SINGAPORE: The three-day AdAsia 05 kicked off on Monday morning at the impressive and gargantuan Suntec City Convention Centre here with Dr Lee Boon Yang, Minister for Information, Communications and the Arts, calling for the 1,000-strong gathering to “discuss strategies and ideas on winning in Asia”.
Praising the advertising industry for being “extremely resilient, nimble and adaptable”, Dr Lee said that the Singapore advertising sector was in a healthy state with an annual growth rate of 15 per cent last year. “However, I urge key industry players to look beyond our shores towards the region as one big market. We have the creativity, organisational structures and experience compared to the best in the world,” he pointed out.
Then came his message to a gathering comprising some of Asia’s best communicators, creative minds and media honchos: “With China and India enjoying exponential growth, we need to position ourselves to plug into the vast potential and soar with them in the next wave of Asian success.”

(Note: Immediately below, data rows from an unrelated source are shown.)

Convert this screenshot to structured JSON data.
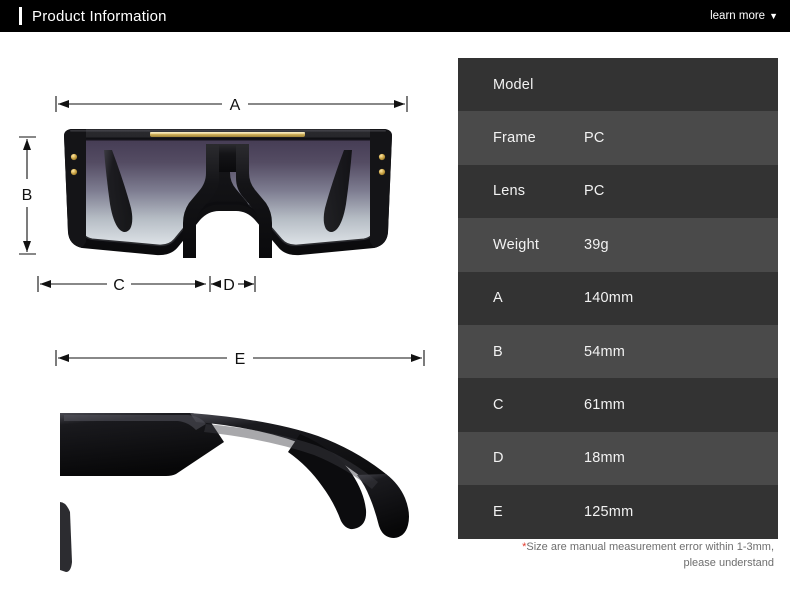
{
  "header": {
    "title": "Product Information",
    "learn_more_label": "learn more",
    "caret_icon": "chevron-down-icon",
    "background_color": "#000000",
    "text_color": "#ffffff"
  },
  "diagram": {
    "front_view": {
      "name": "sunglasses-front-view",
      "description": "black shield sunglasses front view with gradient lens and gold brow bar",
      "frame_color": "#111111",
      "brow_bar_color": "#c9a84c",
      "rivet_color": "#c9a84c",
      "lens_gradient_top": "#4a4158",
      "lens_gradient_bottom": "#d8dde2"
    },
    "side_view": {
      "name": "sunglasses-side-view",
      "description": "black sunglasses folded side view showing temple arms",
      "frame_color": "#111111"
    },
    "measurements": [
      {
        "id": "A",
        "label": "A",
        "orientation": "horizontal",
        "position": "top-front"
      },
      {
        "id": "B",
        "label": "B",
        "orientation": "vertical",
        "position": "left-front"
      },
      {
        "id": "C",
        "label": "C",
        "orientation": "horizontal",
        "position": "bottom-front-left"
      },
      {
        "id": "D",
        "label": "D",
        "orientation": "horizontal",
        "position": "bottom-front-right"
      },
      {
        "id": "E",
        "label": "E",
        "orientation": "horizontal",
        "position": "top-side"
      }
    ]
  },
  "spec_table": {
    "row_color_dark": "#333333",
    "row_color_light": "#4a4a4a",
    "rows": [
      {
        "label": "Model",
        "value": ""
      },
      {
        "label": "Frame",
        "value": "PC"
      },
      {
        "label": "Lens",
        "value": "PC"
      },
      {
        "label": "Weight",
        "value": "39g"
      },
      {
        "label": "A",
        "value": "140mm"
      },
      {
        "label": "B",
        "value": "54mm"
      },
      {
        "label": "C",
        "value": "61mm"
      },
      {
        "label": "D",
        "value": "18mm"
      },
      {
        "label": "E",
        "value": "125mm"
      }
    ],
    "note_asterisk": "*",
    "note_line1": "Size are manual measurement error within 1-3mm,",
    "note_line2": "please understand",
    "note_color": "#6e6e6e",
    "asterisk_color": "#e23b2e"
  }
}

The thrust of Dr Lee’s message was not just about advertising, but about design. “The design industry contributes 1.5 per cent of Singapore’s GDP, and advertising should be seen as part of this. Design leadership holds the key to future success of Asia on the global plane,” he said.
Earlier, Lim Chin Beng, chairman of AdAsia 05 Organising Committee, said, “Asia is the hottest place in the world today to do business. Therefore, we have chosen the theme ‘winning in Asia’. We have to find the best strategies for branding. And Singapore is best suited to become the creative hub of Asia.”
In the first session on “Global vision Asian action: Marketing lessons from the world to Asia”, Hermawan Kartajaya, President, World Marketing Association, provided some trends into the future of marketing. According to him, the three key elements that would shape marketing and, therefore, require new branding perspectives in future are: ‘digitalisation’ (“age of consumer participation”), globalisation (“it will lead to market paradoxes for brands”) and ‘futurisation’ (“rise of the creative class leading to emergence of creative markets”).
“Consumers are evolving everywhere. So, companies too will have to evolve to become ‘meaning’ companies in future based on the values of brand identity, brand integrity and brand image. Horizontal communication will be more important in such a scenario than vertical communication. Successful companies will have to have a CCO – Chief Communications Officer – in times to come to effectively handle communication to become ‘meaning’ companies in the age of customer participation which will be the next stage after the information age,” Kartajaya explained.
Talking about ‘Media trends: Change of Die?’, Michael Lee, Chairman & World President, International Advertising Association, observed that the digital age with its impact on consumer behaviour was creating new challenges in the marketplace.
“There is a perception that the media industry is in big trouble. It is. But it would be a mistake to write it off so easily. Ad agencies have to find a way out of the emerging situation where the traditional media is battling it out with the new age media. Media agencies can no more merely involve themselves with planning and buying on cannibal margins – they have to become full-service agencies. And agency size does not matter, it is nimbleness that will make the difference in the digital age,” he said.
Lee’s suggestions: traditional media will have to get more engaged and recover their confidence; media agencies must work hard to stay agnostic despite the natural disposition to new technology; and ad agencies and their clients have got to find a lasting solution to compensation issues.